* **Exercise directions**
Repeat the entries below word for word, though any picture in them should be dropped.

* **Records from a collection**
# # # # #
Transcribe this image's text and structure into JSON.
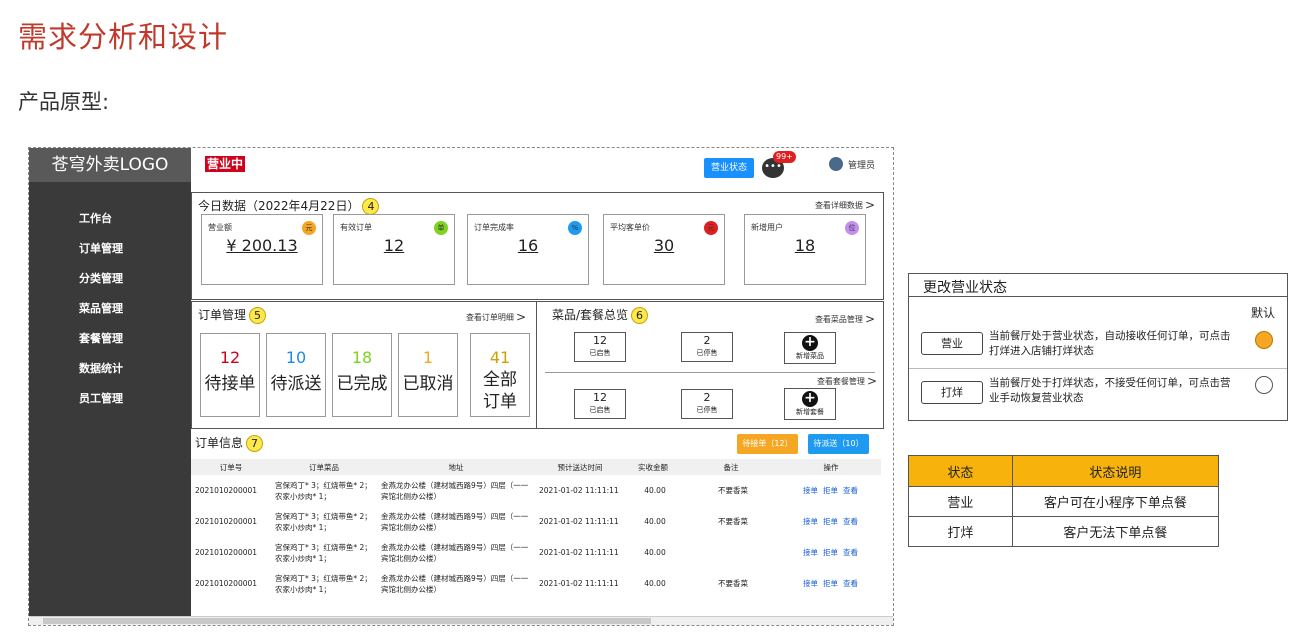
{
  "slide": {
    "title": "需求分析和设计",
    "subtitle": "产品原型:"
  },
  "sidebar": {
    "logo": "苍穹外卖LOGO",
    "items": [
      {
        "label": "工作台"
      },
      {
        "label": "订单管理"
      },
      {
        "label": "分类管理"
      },
      {
        "label": "菜品管理"
      },
      {
        "label": "套餐管理"
      },
      {
        "label": "数据统计"
      },
      {
        "label": "员工管理"
      }
    ]
  },
  "topbar": {
    "status_tag": "营业中",
    "status_button": "营业状态",
    "message_icon": "chat-bubble-icon",
    "message_badge": "99+",
    "admin_label": "管理员"
  },
  "today": {
    "title": "今日数据（2022年4月22日）",
    "marker": "4",
    "detail_link": "查看详细数据",
    "kpis": [
      {
        "label": "营业额",
        "value": "¥ 200.13",
        "icon": "元",
        "color": "#f5a623"
      },
      {
        "label": "有效订单",
        "value": "12",
        "icon": "单",
        "color": "#7ed321"
      },
      {
        "label": "订单完成率",
        "value": "16",
        "icon": "%",
        "color": "#1e9bf0"
      },
      {
        "label": "平均客单价",
        "value": "30",
        "icon": "元",
        "color": "#e02020"
      },
      {
        "label": "新增用户",
        "value": "18",
        "icon": "位",
        "color": "#c58ef0"
      }
    ]
  },
  "order_mgmt": {
    "title": "订单管理",
    "marker": "5",
    "detail_link": "查看订单明细",
    "stats": [
      {
        "num": "12",
        "label": "待接单",
        "color": "#d0021b"
      },
      {
        "num": "10",
        "label": "待派送",
        "color": "#1e88e5"
      },
      {
        "num": "18",
        "label": "已完成",
        "color": "#7ed321"
      },
      {
        "num": "1",
        "label": "已取消",
        "color": "#f5a623"
      },
      {
        "num": "41",
        "label": "全部订单",
        "color": "#c9a400"
      }
    ]
  },
  "dish_overview": {
    "title": "菜品/套餐总览",
    "marker": "6",
    "dish_link": "查看菜品管理",
    "combo_link": "查看套餐管理",
    "dish": {
      "on_num": "12",
      "on_label": "已启售",
      "off_num": "2",
      "off_label": "已停售",
      "add_label": "新增菜品"
    },
    "combo": {
      "on_num": "12",
      "on_label": "已启售",
      "off_num": "2",
      "off_label": "已停售",
      "add_label": "新增套餐"
    }
  },
  "order_info": {
    "title": "订单信息",
    "marker": "7",
    "btn_pending": "待接单（12）",
    "btn_delivery": "待派送（10）",
    "columns": [
      "订单号",
      "订单菜品",
      "地址",
      "预计送达时间",
      "实收金额",
      "备注",
      "操作"
    ],
    "rows": [
      {
        "id": "2021010200001",
        "dishes": "宫保鸡丁* 3；红烧带鱼* 2；农家小炒肉* 1；",
        "address": "金燕龙办公楼（建材城西路9号）四层（一一宾馆北侧办公楼）",
        "time": "2021-01-02 11:11:11",
        "amount": "40.00",
        "note": "不要香菜"
      },
      {
        "id": "2021010200001",
        "dishes": "宫保鸡丁* 3；红烧带鱼* 2；农家小炒肉* 1；",
        "address": "金燕龙办公楼（建材城西路9号）四层（一一宾馆北侧办公楼）",
        "time": "2021-01-02 11:11:11",
        "amount": "40.00",
        "note": "不要香菜"
      },
      {
        "id": "2021010200001",
        "dishes": "宫保鸡丁* 3；红烧带鱼* 2；农家小炒肉* 1；",
        "address": "金燕龙办公楼（建材城西路9号）四层（一一宾馆北侧办公楼）",
        "time": "2021-01-02 11:11:11",
        "amount": "40.00",
        "note": ""
      },
      {
        "id": "2021010200001",
        "dishes": "宫保鸡丁* 3；红烧带鱼* 2；农家小炒肉* 1；",
        "address": "金燕龙办公楼（建材城西路9号）四层（一一宾馆北侧办公楼）",
        "time": "2021-01-02 11:11:11",
        "amount": "40.00",
        "note": "不要香菜"
      }
    ],
    "actions": [
      "接单",
      "拒单",
      "查看"
    ]
  },
  "status_dialog": {
    "title": "更改营业状态",
    "default_label": "默认",
    "options": [
      {
        "button": "营业",
        "desc": "当前餐厅处于营业状态，自动接收任何订单，可点击打烊进入店铺打烊状态",
        "selected": true
      },
      {
        "button": "打烊",
        "desc": "当前餐厅处于打烊状态，不接受任何订单，可点击营业手动恢复营业状态",
        "selected": false
      }
    ]
  },
  "status_table": {
    "headers": [
      "状态",
      "状态说明"
    ],
    "rows": [
      [
        "营业",
        "客户可在小程序下单点餐"
      ],
      [
        "打烊",
        "客户无法下单点餐"
      ]
    ],
    "header_color": "#f7b30b"
  }
}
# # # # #
* **Answer to this exercise**
Transcribe this image's text and structure into JSON.
{
  "slide": {
    "title": "需求分析和设计",
    "subtitle": "产品原型:"
  },
  "sidebar": {
    "logo": "苍穹外卖LOGO",
    "items": [
      {
        "label": "工作台"
      },
      {
        "label": "订单管理"
      },
      {
        "label": "分类管理"
      },
      {
        "label": "菜品管理"
      },
      {
        "label": "套餐管理"
      },
      {
        "label": "数据统计"
      },
      {
        "label": "员工管理"
      }
    ]
  },
  "topbar": {
    "status_tag": "营业中",
    "status_button": "营业状态",
    "message_icon": "chat-bubble-icon",
    "message_badge": "99+",
    "admin_label": "管理员"
  },
  "today": {
    "title": "今日数据（2022年4月22日）",
    "marker": "4",
    "detail_link": "查看详细数据",
    "kpis": [
      {
        "label": "营业额",
        "value": "¥ 200.13",
        "icon": "元",
        "color": "#f5a623"
      },
      {
        "label": "有效订单",
        "value": "12",
        "icon": "单",
        "color": "#7ed321"
      },
      {
        "label": "订单完成率",
        "value": "16",
        "icon": "%",
        "color": "#1e9bf0"
      },
      {
        "label": "平均客单价",
        "value": "30",
        "icon": "元",
        "color": "#e02020"
      },
      {
        "label": "新增用户",
        "value": "18",
        "icon": "位",
        "color": "#c58ef0"
      }
    ]
  },
  "order_mgmt": {
    "title": "订单管理",
    "marker": "5",
    "detail_link": "查看订单明细",
    "stats": [
      {
        "num": "12",
        "label": "待接单",
        "color": "#d0021b"
      },
      {
        "num": "10",
        "label": "待派送",
        "color": "#1e88e5"
      },
      {
        "num": "18",
        "label": "已完成",
        "color": "#7ed321"
      },
      {
        "num": "1",
        "label": "已取消",
        "color": "#f5a623"
      },
      {
        "num": "41",
        "label": "全部订单",
        "color": "#c9a400"
      }
    ]
  },
  "dish_overview": {
    "title": "菜品/套餐总览",
    "marker": "6",
    "dish_link": "查看菜品管理",
    "combo_link": "查看套餐管理",
    "dish": {
      "on_num": "12",
      "on_label": "已启售",
      "off_num": "2",
      "off_label": "已停售",
      "add_label": "新增菜品"
    },
    "combo": {
      "on_num": "12",
      "on_label": "已启售",
      "off_num": "2",
      "off_label": "已停售",
      "add_label": "新增套餐"
    }
  },
  "order_info": {
    "title": "订单信息",
    "marker": "7",
    "btn_pending": "待接单（12）",
    "btn_delivery": "待派送（10）",
    "columns": [
      "订单号",
      "订单菜品",
      "地址",
      "预计送达时间",
      "实收金额",
      "备注",
      "操作"
    ],
    "rows": [
      {
        "id": "2021010200001",
        "dishes": "宫保鸡丁* 3；红烧带鱼* 2；农家小炒肉* 1；",
        "address": "金燕龙办公楼（建材城西路9号）四层（一一宾馆北侧办公楼）",
        "time": "2021-01-02 11:11:11",
        "amount": "40.00",
        "note": "不要香菜"
      },
      {
        "id": "2021010200001",
        "dishes": "宫保鸡丁* 3；红烧带鱼* 2；农家小炒肉* 1；",
        "address": "金燕龙办公楼（建材城西路9号）四层（一一宾馆北侧办公楼）",
        "time": "2021-01-02 11:11:11",
        "amount": "40.00",
        "note": "不要香菜"
      },
      {
        "id": "2021010200001",
        "dishes": "宫保鸡丁* 3；红烧带鱼* 2；农家小炒肉* 1；",
        "address": "金燕龙办公楼（建材城西路9号）四层（一一宾馆北侧办公楼）",
        "time": "2021-01-02 11:11:11",
        "amount": "40.00",
        "note": ""
      },
      {
        "id": "2021010200001",
        "dishes": "宫保鸡丁* 3；红烧带鱼* 2；农家小炒肉* 1；",
        "address": "金燕龙办公楼（建材城西路9号）四层（一一宾馆北侧办公楼）",
        "time": "2021-01-02 11:11:11",
        "amount": "40.00",
        "note": "不要香菜"
      }
    ],
    "actions": [
      "接单",
      "拒单",
      "查看"
    ]
  },
  "status_dialog": {
    "title": "更改营业状态",
    "default_label": "默认",
    "options": [
      {
        "button": "营业",
        "desc": "当前餐厅处于营业状态，自动接收任何订单，可点击打烊进入店铺打烊状态",
        "selected": true
      },
      {
        "button": "打烊",
        "desc": "当前餐厅处于打烊状态，不接受任何订单，可点击营业手动恢复营业状态",
        "selected": false
      }
    ]
  },
  "status_table": {
    "headers": [
      "状态",
      "状态说明"
    ],
    "rows": [
      [
        "营业",
        "客户可在小程序下单点餐"
      ],
      [
        "打烊",
        "客户无法下单点餐"
      ]
    ],
    "header_color": "#f7b30b"
  }
}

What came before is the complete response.